● BRIEF:
Line by line, the data below should be set down unchanged, with images excluded.

● Excerpts from an interface dataset:

════

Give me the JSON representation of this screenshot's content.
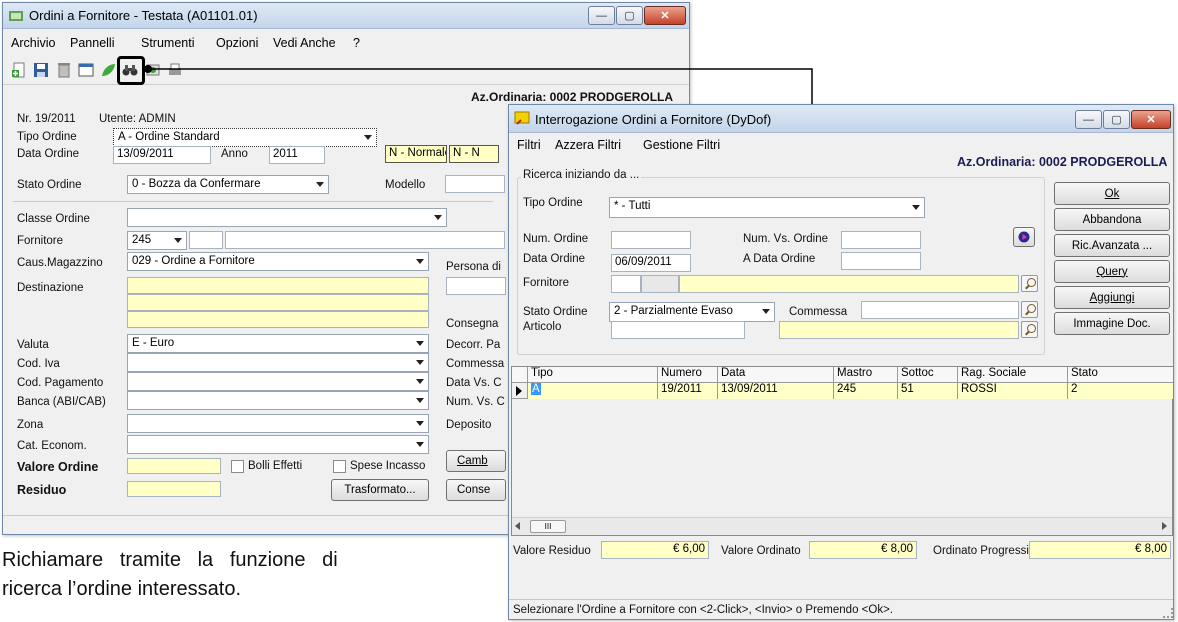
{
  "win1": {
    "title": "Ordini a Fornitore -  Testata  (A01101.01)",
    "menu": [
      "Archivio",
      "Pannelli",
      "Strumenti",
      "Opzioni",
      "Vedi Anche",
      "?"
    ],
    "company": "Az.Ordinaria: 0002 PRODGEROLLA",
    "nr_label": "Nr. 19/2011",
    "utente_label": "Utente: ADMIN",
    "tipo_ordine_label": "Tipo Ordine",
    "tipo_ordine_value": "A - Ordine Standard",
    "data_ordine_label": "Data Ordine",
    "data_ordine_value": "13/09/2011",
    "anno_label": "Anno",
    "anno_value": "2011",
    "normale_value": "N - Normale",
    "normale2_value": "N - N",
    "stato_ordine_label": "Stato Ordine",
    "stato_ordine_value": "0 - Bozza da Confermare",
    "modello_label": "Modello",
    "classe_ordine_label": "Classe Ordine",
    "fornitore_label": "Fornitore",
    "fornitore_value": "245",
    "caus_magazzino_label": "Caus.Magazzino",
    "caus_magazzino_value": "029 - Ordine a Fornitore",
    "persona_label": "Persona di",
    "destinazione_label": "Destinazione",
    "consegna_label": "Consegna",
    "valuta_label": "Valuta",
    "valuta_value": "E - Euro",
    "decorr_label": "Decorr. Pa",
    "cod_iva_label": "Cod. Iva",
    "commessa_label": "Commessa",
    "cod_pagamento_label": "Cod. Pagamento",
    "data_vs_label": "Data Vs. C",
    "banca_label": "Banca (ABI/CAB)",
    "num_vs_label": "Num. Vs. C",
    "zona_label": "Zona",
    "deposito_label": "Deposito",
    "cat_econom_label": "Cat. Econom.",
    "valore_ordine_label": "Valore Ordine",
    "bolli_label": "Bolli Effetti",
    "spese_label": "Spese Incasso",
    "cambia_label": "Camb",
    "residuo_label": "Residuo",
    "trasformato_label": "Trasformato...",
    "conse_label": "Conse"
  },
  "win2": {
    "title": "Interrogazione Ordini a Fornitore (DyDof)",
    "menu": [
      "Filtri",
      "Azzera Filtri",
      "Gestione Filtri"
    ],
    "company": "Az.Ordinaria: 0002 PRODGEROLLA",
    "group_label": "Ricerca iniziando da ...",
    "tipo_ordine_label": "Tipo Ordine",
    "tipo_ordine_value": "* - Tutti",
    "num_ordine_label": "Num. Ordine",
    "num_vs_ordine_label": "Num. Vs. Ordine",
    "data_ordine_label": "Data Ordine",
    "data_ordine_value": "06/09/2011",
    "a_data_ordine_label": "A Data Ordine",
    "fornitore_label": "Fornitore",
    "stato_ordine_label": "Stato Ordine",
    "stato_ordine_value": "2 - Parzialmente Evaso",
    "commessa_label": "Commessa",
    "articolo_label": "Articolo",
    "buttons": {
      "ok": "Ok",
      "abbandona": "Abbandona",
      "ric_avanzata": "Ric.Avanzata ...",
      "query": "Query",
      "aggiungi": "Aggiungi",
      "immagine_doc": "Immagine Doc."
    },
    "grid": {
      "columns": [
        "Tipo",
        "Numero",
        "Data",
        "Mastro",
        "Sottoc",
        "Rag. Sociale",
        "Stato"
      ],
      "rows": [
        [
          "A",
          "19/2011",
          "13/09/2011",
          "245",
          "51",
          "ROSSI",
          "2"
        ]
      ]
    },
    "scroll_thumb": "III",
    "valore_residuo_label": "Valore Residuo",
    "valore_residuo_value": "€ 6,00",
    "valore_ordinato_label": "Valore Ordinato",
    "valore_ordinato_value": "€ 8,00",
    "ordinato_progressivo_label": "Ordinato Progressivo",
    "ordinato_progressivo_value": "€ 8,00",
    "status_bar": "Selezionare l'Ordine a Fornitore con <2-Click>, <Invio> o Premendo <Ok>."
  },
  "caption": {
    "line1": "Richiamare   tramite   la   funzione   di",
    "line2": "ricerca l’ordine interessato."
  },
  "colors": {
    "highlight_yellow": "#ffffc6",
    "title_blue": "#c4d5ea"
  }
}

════

● OUTPUT BELOW:
Give me the JSON representation of this screenshot's content.
{
  "win1": {
    "title": "Ordini a Fornitore -  Testata  (A01101.01)",
    "menu": [
      "Archivio",
      "Pannelli",
      "Strumenti",
      "Opzioni",
      "Vedi Anche",
      "?"
    ],
    "company": "Az.Ordinaria: 0002 PRODGEROLLA",
    "nr_label": "Nr. 19/2011",
    "utente_label": "Utente: ADMIN",
    "tipo_ordine_label": "Tipo Ordine",
    "tipo_ordine_value": "A - Ordine Standard",
    "data_ordine_label": "Data Ordine",
    "data_ordine_value": "13/09/2011",
    "anno_label": "Anno",
    "anno_value": "2011",
    "normale_value": "N - Normale",
    "normale2_value": "N - N",
    "stato_ordine_label": "Stato Ordine",
    "stato_ordine_value": "0 - Bozza da Confermare",
    "modello_label": "Modello",
    "classe_ordine_label": "Classe Ordine",
    "fornitore_label": "Fornitore",
    "fornitore_value": "245",
    "caus_magazzino_label": "Caus.Magazzino",
    "caus_magazzino_value": "029 - Ordine a Fornitore",
    "persona_label": "Persona di",
    "destinazione_label": "Destinazione",
    "consegna_label": "Consegna",
    "valuta_label": "Valuta",
    "valuta_value": "E - Euro",
    "decorr_label": "Decorr. Pa",
    "cod_iva_label": "Cod. Iva",
    "commessa_label": "Commessa",
    "cod_pagamento_label": "Cod. Pagamento",
    "data_vs_label": "Data Vs. C",
    "banca_label": "Banca (ABI/CAB)",
    "num_vs_label": "Num. Vs. C",
    "zona_label": "Zona",
    "deposito_label": "Deposito",
    "cat_econom_label": "Cat. Econom.",
    "valore_ordine_label": "Valore Ordine",
    "bolli_label": "Bolli Effetti",
    "spese_label": "Spese Incasso",
    "cambia_label": "Camb",
    "residuo_label": "Residuo",
    "trasformato_label": "Trasformato...",
    "conse_label": "Conse"
  },
  "win2": {
    "title": "Interrogazione Ordini a Fornitore (DyDof)",
    "menu": [
      "Filtri",
      "Azzera Filtri",
      "Gestione Filtri"
    ],
    "company": "Az.Ordinaria: 0002 PRODGEROLLA",
    "group_label": "Ricerca iniziando da ...",
    "tipo_ordine_label": "Tipo Ordine",
    "tipo_ordine_value": "* - Tutti",
    "num_ordine_label": "Num. Ordine",
    "num_vs_ordine_label": "Num. Vs. Ordine",
    "data_ordine_label": "Data Ordine",
    "data_ordine_value": "06/09/2011",
    "a_data_ordine_label": "A Data Ordine",
    "fornitore_label": "Fornitore",
    "stato_ordine_label": "Stato Ordine",
    "stato_ordine_value": "2 - Parzialmente Evaso",
    "commessa_label": "Commessa",
    "articolo_label": "Articolo",
    "buttons": {
      "ok": "Ok",
      "abbandona": "Abbandona",
      "ric_avanzata": "Ric.Avanzata ...",
      "query": "Query",
      "aggiungi": "Aggiungi",
      "immagine_doc": "Immagine Doc."
    },
    "grid": {
      "columns": [
        "Tipo",
        "Numero",
        "Data",
        "Mastro",
        "Sottoc",
        "Rag. Sociale",
        "Stato"
      ],
      "rows": [
        [
          "A",
          "19/2011",
          "13/09/2011",
          "245",
          "51",
          "ROSSI",
          "2"
        ]
      ]
    },
    "scroll_thumb": "III",
    "valore_residuo_label": "Valore Residuo",
    "valore_residuo_value": "€ 6,00",
    "valore_ordinato_label": "Valore Ordinato",
    "valore_ordinato_value": "€ 8,00",
    "ordinato_progressivo_label": "Ordinato Progressivo",
    "ordinato_progressivo_value": "€ 8,00",
    "status_bar": "Selezionare l'Ordine a Fornitore con <2-Click>, <Invio> o Premendo <Ok>."
  },
  "caption": {
    "line1": "Richiamare   tramite   la   funzione   di",
    "line2": "ricerca l’ordine interessato."
  },
  "colors": {
    "highlight_yellow": "#ffffc6",
    "title_blue": "#c4d5ea"
  }
}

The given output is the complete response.